Carroll, in interviews, said the more troubling issue was Lopez's failure to notify police that Schwartz repeatedly made threats that he wanted to have Dr. David Brian Stidham killed. Stidham was brutally murdered on Oct. 5 outside his North First Avenue office. Schwartz and Ronald Bruce Bigger, the man accused of stabbing Stidham, are in the Pima County Jail awaiting a scheduled Nov. 15 trial on charges of first-degree murder and conspiracy to commit murder. Lopez told detectives about Schwartz's threats three days after the murder and only after Skitzki pressured her to do so.
"She violated the ethical standards for a lawyer and for any profession," said Carroll, whose questions about Lopez prompted the supervisors' brief discussion June 21 on the wisdom of granting hundreds of thousands of dollars in contracts to Lopez and other former county prosecutors, including others who were swept up in the Schwartz case. "She has a duty to prevent future crimes. She also has a fiduciary interest and responsibility. Her inaction had a real domino effect. We, the county and the taxpayers, are now facing a $20 million claim from Stidham's widow."
Pima County has yet to respond to the claim filed by Tucson lawyer Gerald Maltz on behalf of Daphne Stidham, who has since sold her Sabino Canyon-area home, just two blocks from where Schwartz's family once lived, and returned to her Texas home.
"We can't have people with such low standards. She should have known from her professional experience that this Schwartz was a felonious character. I believe we have the opportunity to the politicians and representatives to have a say in these contracts, particularly for $140,000 that can be rolled over for five years. That's $700,000," Carroll said.
Supervisors paid little heed to the county's "Bad Boy" ordinance when they ratified contracts for Lopez worth up to a maximum of $255,000 from February 2004 through June 30--the last day of the 2005 fiscal year. Lopez attended the supervisors meeting July 5, but she and others were not allowed to speak about the new round of contracts.

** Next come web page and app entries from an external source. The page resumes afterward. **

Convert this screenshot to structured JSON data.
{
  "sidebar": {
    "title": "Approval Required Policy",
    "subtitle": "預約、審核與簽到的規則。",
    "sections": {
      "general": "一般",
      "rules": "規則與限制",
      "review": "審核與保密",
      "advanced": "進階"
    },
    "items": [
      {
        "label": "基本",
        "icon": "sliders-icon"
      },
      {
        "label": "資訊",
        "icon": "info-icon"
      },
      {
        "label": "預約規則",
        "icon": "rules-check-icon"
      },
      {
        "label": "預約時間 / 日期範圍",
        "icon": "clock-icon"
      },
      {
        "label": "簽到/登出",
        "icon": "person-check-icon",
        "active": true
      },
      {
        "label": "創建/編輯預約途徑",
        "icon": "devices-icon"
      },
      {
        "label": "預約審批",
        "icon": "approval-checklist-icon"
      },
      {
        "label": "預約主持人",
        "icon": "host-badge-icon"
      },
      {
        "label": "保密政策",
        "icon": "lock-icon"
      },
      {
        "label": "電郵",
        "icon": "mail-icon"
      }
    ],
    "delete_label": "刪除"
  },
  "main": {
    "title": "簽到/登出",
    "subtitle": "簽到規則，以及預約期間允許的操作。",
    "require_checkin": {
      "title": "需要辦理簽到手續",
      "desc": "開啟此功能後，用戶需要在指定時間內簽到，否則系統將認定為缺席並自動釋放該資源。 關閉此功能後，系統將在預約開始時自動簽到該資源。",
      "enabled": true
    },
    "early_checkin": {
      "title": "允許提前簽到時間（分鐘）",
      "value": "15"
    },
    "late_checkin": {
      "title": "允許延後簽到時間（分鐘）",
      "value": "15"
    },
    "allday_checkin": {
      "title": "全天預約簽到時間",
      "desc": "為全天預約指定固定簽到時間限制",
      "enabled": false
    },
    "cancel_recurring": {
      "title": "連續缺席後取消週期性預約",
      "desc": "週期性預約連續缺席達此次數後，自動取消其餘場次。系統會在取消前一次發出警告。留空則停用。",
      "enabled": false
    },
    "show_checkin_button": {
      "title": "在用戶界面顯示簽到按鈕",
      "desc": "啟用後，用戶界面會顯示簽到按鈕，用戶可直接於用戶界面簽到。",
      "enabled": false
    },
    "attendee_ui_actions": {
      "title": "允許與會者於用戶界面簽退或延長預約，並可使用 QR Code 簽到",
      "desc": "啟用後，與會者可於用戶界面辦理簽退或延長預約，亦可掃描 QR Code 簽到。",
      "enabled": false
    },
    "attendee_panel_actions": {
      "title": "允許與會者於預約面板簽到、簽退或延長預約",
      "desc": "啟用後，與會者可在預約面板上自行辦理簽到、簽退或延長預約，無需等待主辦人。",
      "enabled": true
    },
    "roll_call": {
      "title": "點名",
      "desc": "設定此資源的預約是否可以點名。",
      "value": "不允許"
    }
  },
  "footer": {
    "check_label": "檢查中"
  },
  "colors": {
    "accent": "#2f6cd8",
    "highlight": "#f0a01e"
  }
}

Lopez has not answered Weekly questions about her fitness for county contracts since she did not respond to queries for the May 5 "Defense Contract" story that detailed her county-paid work. She testified in county civil service hearings that hindsight provides a better view, and that if she knew then what she knows now, she would have done something to alert authorities or Stidham, a man she knew and described as a gentle and good person.
Instead, Lopez concocted other schemes, involving friends, to warn Stidham. Those warnings were never issued.

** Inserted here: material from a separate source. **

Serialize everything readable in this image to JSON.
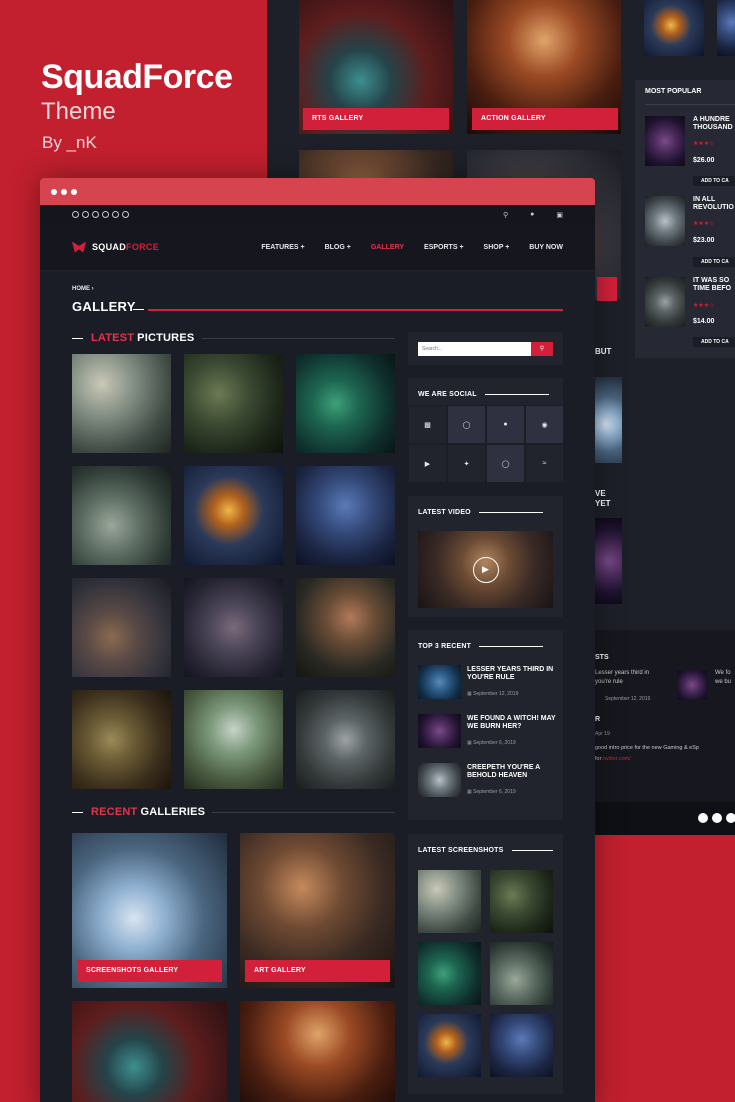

Carroll and Valadez also said in separate interviews that they were bothered by Lopez's apparent disdain for her county clients. She told a sheriff's detective that "most of them are idiots."